Anna Wiener is sharp, inquisitive, and precise in her account of moving to San Francisco in 2013 to join a tech startup. This book is deeply personal while also asking universal questions -- how long can the tech industry go unchecked? Why do we so badly want to be part of a culture we abhor? She never names names, but her stories are revealing. Read this with Jenny Odell's How to Do Nothing for an existential crisis.
I love this anthology. Food as the foundation for the way we experience the world, with the intersection of food and labor, patriarchy, and racism. I love the interview / vignette style, because it is perfect if you have less time or bandwidth.
Biology meets poetry! This is a book you will underline copiously and come back to again and again. I frequently refer back ot passages that remind me of th awe and intelligence of the natural the natural world, but also to remember that colonialism and western culture have never had the Earth's best interest in mind. So much environmentalist literature is white and we need to center indigenous perspective.
A mysterious and kooky billionare dies and leaves a scavengar hunt behind. Tuesday Mooney -- brilliant, quiet, but a little stuck -- is joined by an eclectic and loving team to solve the puzzle. Perfect for a thrilling and spooky moody. I was engrossed by every word! An ensemble cast with so much heart.
Clothing isn't frivulous!! It is deeply personal, conveys more about us than we might expect, and intellectual. Do you love Man Repeller, think deeply about personal style, and love learning other people's histories? This is for you!
Beatriz Williams novels are one of my most comforting forms of literary escapism! Sex positive, intelligent, tough women set amongst various historical settings. While Williams characters come across as pure glamour on the surface, she weaves in threads of great depth -- post-partum depression, imperalism, and revolution. Definitely a recommendation if you want to be swept away.
A classic! Dillard's 1975 rumination on beauty, God, nature, and violence forced my brain to think differently. My only caveat on this is to read it when you have access to nature, because it'll have you itching to go outside and get on the ground yourself.
Solmaz Sharif uses the U.S. Department of Defense's Dictionary of Military Terms in this investigation and excavation of the US invasion of Afghanistan and Iraq, family history and generational trauma. Skillfull, aching, and important.
Ross Gay knows joy and sorrow, soil and sky. These poems go from loss to growth expertly, from mourning to hope. If I only had one book with me to keep me company, I would want it to be this one.
Incredible anthology of women at the forefront of the climate crisis. This includes poetry, personal essay, and more scientific studies!

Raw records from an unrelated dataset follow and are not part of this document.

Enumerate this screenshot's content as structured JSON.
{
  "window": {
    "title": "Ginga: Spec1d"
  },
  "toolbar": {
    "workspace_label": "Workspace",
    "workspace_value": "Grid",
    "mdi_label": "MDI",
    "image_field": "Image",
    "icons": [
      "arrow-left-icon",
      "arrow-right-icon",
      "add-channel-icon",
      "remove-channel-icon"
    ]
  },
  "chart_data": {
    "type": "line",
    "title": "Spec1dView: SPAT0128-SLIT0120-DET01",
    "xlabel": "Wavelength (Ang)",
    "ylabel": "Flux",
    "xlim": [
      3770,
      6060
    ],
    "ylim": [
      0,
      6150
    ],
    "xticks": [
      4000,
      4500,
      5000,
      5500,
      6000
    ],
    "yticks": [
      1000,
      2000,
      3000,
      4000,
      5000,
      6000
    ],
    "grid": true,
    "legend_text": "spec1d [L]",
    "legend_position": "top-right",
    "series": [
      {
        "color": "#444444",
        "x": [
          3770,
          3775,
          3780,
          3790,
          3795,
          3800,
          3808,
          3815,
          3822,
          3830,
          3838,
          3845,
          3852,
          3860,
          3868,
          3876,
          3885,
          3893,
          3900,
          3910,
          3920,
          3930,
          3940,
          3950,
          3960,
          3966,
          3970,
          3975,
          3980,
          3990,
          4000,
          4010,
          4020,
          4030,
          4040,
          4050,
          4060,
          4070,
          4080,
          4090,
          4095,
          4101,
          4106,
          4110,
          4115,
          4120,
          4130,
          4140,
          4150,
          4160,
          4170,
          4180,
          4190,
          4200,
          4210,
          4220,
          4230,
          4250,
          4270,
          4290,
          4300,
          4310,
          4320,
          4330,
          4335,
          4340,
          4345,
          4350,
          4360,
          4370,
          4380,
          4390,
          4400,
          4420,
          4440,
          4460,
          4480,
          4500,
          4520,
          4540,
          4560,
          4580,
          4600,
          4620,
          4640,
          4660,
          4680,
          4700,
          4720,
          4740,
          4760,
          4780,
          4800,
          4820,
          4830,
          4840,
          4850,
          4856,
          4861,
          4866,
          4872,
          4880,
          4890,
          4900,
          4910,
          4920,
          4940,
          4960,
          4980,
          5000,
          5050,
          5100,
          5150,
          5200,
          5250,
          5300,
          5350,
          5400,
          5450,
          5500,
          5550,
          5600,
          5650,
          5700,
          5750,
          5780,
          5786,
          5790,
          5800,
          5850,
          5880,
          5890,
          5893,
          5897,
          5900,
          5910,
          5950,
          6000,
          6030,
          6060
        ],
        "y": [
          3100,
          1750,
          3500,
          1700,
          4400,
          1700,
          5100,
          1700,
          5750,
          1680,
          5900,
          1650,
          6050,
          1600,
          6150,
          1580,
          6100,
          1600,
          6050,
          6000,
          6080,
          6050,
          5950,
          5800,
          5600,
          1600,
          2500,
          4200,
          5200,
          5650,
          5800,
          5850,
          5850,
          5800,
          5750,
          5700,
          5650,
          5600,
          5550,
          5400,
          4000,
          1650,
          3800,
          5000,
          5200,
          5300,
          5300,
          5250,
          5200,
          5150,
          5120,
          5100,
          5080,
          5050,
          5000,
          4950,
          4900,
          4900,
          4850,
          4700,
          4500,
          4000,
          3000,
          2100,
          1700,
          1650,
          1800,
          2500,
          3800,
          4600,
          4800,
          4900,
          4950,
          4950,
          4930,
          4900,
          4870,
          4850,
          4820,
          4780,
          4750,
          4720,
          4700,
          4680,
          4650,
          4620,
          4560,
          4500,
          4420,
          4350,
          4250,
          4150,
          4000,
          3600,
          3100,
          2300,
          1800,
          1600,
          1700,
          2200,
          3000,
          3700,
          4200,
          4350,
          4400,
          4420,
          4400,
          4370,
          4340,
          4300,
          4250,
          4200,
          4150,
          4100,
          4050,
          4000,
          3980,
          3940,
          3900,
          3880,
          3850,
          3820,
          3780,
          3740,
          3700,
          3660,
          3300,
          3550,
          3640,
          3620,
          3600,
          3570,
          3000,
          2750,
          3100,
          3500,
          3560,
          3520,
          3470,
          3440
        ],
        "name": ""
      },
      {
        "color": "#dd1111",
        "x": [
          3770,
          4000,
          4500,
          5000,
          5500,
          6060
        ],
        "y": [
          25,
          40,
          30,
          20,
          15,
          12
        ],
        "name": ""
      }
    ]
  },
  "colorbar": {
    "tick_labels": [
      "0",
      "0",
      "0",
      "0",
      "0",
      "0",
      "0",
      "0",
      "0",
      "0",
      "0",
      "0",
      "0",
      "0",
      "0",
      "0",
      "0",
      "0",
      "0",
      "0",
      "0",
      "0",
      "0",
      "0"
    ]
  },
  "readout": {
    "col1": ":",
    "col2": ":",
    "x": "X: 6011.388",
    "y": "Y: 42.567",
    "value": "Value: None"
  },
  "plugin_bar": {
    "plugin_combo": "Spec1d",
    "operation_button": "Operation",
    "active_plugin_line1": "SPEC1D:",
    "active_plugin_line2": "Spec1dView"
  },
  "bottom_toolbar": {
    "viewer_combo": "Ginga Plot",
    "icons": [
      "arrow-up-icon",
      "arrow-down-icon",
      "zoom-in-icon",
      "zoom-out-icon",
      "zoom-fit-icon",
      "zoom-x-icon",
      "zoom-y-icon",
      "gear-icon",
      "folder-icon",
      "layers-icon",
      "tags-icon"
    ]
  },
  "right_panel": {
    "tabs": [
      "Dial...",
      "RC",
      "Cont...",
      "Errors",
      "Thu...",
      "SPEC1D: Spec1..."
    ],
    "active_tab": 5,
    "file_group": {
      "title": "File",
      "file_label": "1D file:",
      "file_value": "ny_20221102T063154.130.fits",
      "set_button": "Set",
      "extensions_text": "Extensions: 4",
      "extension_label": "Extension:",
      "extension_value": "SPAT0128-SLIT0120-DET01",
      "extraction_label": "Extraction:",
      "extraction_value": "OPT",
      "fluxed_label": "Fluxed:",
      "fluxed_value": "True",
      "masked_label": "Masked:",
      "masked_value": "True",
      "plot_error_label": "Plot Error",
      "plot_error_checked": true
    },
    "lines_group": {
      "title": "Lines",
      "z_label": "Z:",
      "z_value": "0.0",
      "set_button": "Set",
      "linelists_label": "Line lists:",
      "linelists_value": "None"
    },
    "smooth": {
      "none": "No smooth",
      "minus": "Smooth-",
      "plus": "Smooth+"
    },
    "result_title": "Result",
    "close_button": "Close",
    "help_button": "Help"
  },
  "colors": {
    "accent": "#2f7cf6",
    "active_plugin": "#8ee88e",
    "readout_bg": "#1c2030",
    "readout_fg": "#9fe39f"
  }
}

I love the Charlotte Holmes series by Brittany Cavallaro! Modern day descendants of Holmes and Watson, the weight of their family legacies on their shoulders, James Watson and Charlotte Holmes finally cross paths at an east coast boarding school and the webs start tangling from there. I devoured this series in a week and loved watching Jamie and Charlotte figure out each other and the world around them. They are considered young adult, but they have pretty mature themes and deal with heavy topics. Also a slow burn romance. TW: sexual assault, drug use, violence.
This is my favorite Bridgerton novel! Following Penelope and Colin as they enter their late twenties, it is full of fun romance, class struggle, and the mysterious Lady Whistledown. The books have a different humor and feel than the Netflix series, but still a strong recommendation for a fun and absorbing read!
Two public radio colleagues end of co-hosting a radio show dissecting their relationship and subsequent break up -- except they never actually dated, and now that they're forced to spend so much time together, maybe they want to try. The banter! The wit! Three and a half peppers on the spicy scale.